child-care needs arising from school shutdowns.
The minimum payment is usually half the average weekly benefit
paid under a state’s regular unemployment program. The max for
an individual ranges from $235 a week in Mississippi to $823
in Massachusetts, according to the job site ZipRecruiter.
And the claims process is streamlined compared w/conventional
unemployment insurance, making it more vulnerable to fraud,
said Michele Evermore, senior researcher & policy analyst at
the Nat'l Employment Law Project.
Before collecting state unemployment insurance, applicants
usually must provide proof of past work or have state agencies
contact employers. With PUA, many people can start collecting
the minimum with far less documentation. Then they generally
have 21 days to provide evidence of lost work, like a pay stub
or a 1099 form from the IRS.
In an emergency program like PUA, Ms. Evermore said, there is
a natural tension between the need to get payments flowing &
the risk that some people will take advantage & fraudulently
apply for benefits.
“There is a choice between denying benefits or accidentally
overpaying people,” she said. “With PUA, scammers may be
getting money that is meant for the unemployed.”
Erica Quealy, communications director of the Michigan Dept
of Labor and Economic Opportunity, said the program had become
the prey of “large fraud rings.” Michigan’s attorney general
has conducted hundreds of investigations, & the state has
appointed a special fraud adviser & brought in the consulting
firm Deloitte to help.
Some schemes involve using false Social Security cards & fake
driver’s licenses to apply. One man was charged with filing
applications in Pennsylvania under false names, & then having
benefits worth $150,000 in debit cards mailed to addresses in
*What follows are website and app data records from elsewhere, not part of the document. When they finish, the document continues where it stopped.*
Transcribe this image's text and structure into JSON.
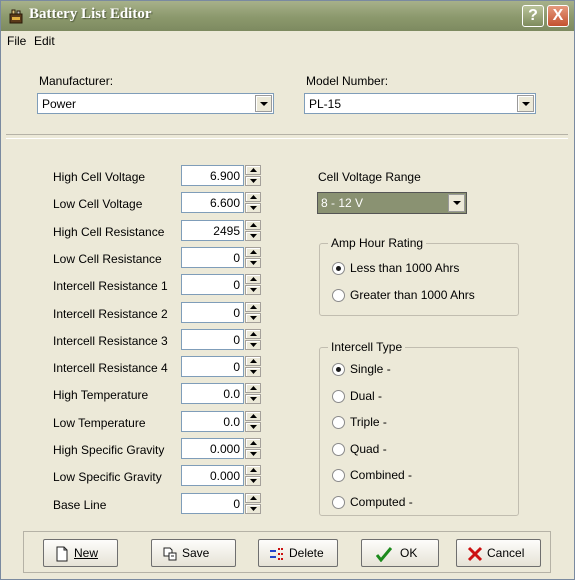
{
  "window": {
    "title": "Battery List Editor",
    "help": "?",
    "close": "X"
  },
  "menu": [
    "File",
    "Edit"
  ],
  "manufacturer": {
    "label": "Manufacturer:",
    "value": "Power"
  },
  "model": {
    "label": "Model Number:",
    "value": "PL-15"
  },
  "fields": [
    {
      "label": "High Cell Voltage",
      "value": "6.900"
    },
    {
      "label": "Low Cell Voltage",
      "value": "6.600"
    },
    {
      "label": "High Cell Resistance",
      "value": "2495"
    },
    {
      "label": "Low Cell Resistance",
      "value": "0"
    },
    {
      "label": "Intercell Resistance 1",
      "value": "0"
    },
    {
      "label": "Intercell Resistance 2",
      "value": "0"
    },
    {
      "label": "Intercell Resistance 3",
      "value": "0"
    },
    {
      "label": "Intercell Resistance 4",
      "value": "0"
    },
    {
      "label": "High Temperature",
      "value": "0.0"
    },
    {
      "label": "Low Temperature",
      "value": "0.0"
    },
    {
      "label": "High Specific Gravity",
      "value": "0.000"
    },
    {
      "label": "Low Specific Gravity",
      "value": "0.000"
    },
    {
      "label": "Base Line",
      "value": "0"
    }
  ],
  "cell_voltage_range": {
    "label": "Cell Voltage Range",
    "value": "8 - 12 V",
    "bg": "#8a9272"
  },
  "amp_hour": {
    "title": "Amp Hour Rating",
    "options": [
      {
        "label": "Less than 1000 Ahrs",
        "selected": true
      },
      {
        "label": "Greater than 1000 Ahrs",
        "selected": false
      }
    ]
  },
  "intercell": {
    "title": "Intercell Type",
    "options": [
      {
        "label": "Single  -",
        "selected": true
      },
      {
        "label": "Dual  -",
        "selected": false
      },
      {
        "label": "Triple  -",
        "selected": false
      },
      {
        "label": "Quad  -",
        "selected": false
      },
      {
        "label": "Combined  -",
        "selected": false
      },
      {
        "label": "Computed  -",
        "selected": false
      }
    ]
  },
  "buttons": {
    "new": "New",
    "save": "Save",
    "delete": "Delete",
    "ok": "OK",
    "cancel": "Cancel"
  },
  "colors": {
    "titlebar": "#8b986c",
    "window": "#ece9d8",
    "ok_green": "#1c8a1c",
    "cancel_red": "#cc1111"
  }
}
Michigan, according to the state attorney general. Prosecutors
said he used the money to buy a $45,000 Rolex watch.
The rate of fraudulent claims in Colorado has been striking.
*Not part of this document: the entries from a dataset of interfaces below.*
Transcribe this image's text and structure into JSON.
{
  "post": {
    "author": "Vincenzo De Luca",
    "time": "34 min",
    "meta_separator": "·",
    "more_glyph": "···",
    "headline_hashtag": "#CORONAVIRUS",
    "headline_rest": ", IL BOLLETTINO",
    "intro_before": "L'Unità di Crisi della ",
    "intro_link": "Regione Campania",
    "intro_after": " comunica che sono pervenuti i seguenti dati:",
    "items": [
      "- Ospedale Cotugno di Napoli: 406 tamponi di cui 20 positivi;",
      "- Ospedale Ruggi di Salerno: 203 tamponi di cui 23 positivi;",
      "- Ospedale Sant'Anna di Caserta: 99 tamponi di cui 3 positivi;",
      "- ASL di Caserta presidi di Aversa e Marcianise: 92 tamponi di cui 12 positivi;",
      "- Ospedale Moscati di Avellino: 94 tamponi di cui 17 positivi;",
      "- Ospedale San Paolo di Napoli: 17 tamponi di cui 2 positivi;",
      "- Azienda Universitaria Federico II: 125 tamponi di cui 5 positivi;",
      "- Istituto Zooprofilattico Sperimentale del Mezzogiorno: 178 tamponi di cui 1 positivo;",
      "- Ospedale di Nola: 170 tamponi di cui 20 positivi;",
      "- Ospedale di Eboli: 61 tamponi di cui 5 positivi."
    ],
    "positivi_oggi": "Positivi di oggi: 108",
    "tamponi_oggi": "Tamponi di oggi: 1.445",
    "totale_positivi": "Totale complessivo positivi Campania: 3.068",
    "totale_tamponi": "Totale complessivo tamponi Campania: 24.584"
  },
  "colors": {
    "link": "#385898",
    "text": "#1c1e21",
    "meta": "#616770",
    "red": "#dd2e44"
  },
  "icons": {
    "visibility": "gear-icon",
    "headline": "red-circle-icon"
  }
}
After adding more screening measures to catch fraud, Colorado
found that more than 3 out of 4 claims filed over a 6-week
period for jobless benefits under the federal PUA program
On Thurs, the state said it had reduced its count of new claims
filed from July 12 to Aug. 22 by 48,000 because of new fraud-
detection efforts. Before being discovered, though, those
responsible for the fraud were able to collect $40 million
during that period, said Jeff Fitzgerald, head of the state’s
unemployment insurance program.
Officials estimated that the state’s screening tools had saved
the federal govt $750 mil to $1 bil over 8 weeks by halting
wrongful payments or by flagging them before they were made.
“What we’re looking at is quite sophisticated,” Mr. Fitzgerald
said. “It is something that a common individual would not be
able to do, & really it points to orchestrated, very sophisti-
cated, large fraud schemes. These aren’t onesies & twosies.”
The fraud detection efforts are putting an enormous burden on
the states. Mr. Fitzgerald said that Colorado had assigned
60 people to investigate unemployment fraud, compared with
5 in normal times.
In the meantime, the mail keeps coming. Ms. Lamb, whose East
Bay rental unit had been inundated with envelopes, rubber-
banded them into neat stacks Thurs to send back to the state
unemployment office. She had given the 5 addressees’ names
to the F.B.I.
On Friday, two more envelopes arrived from the state,
bearing a new name.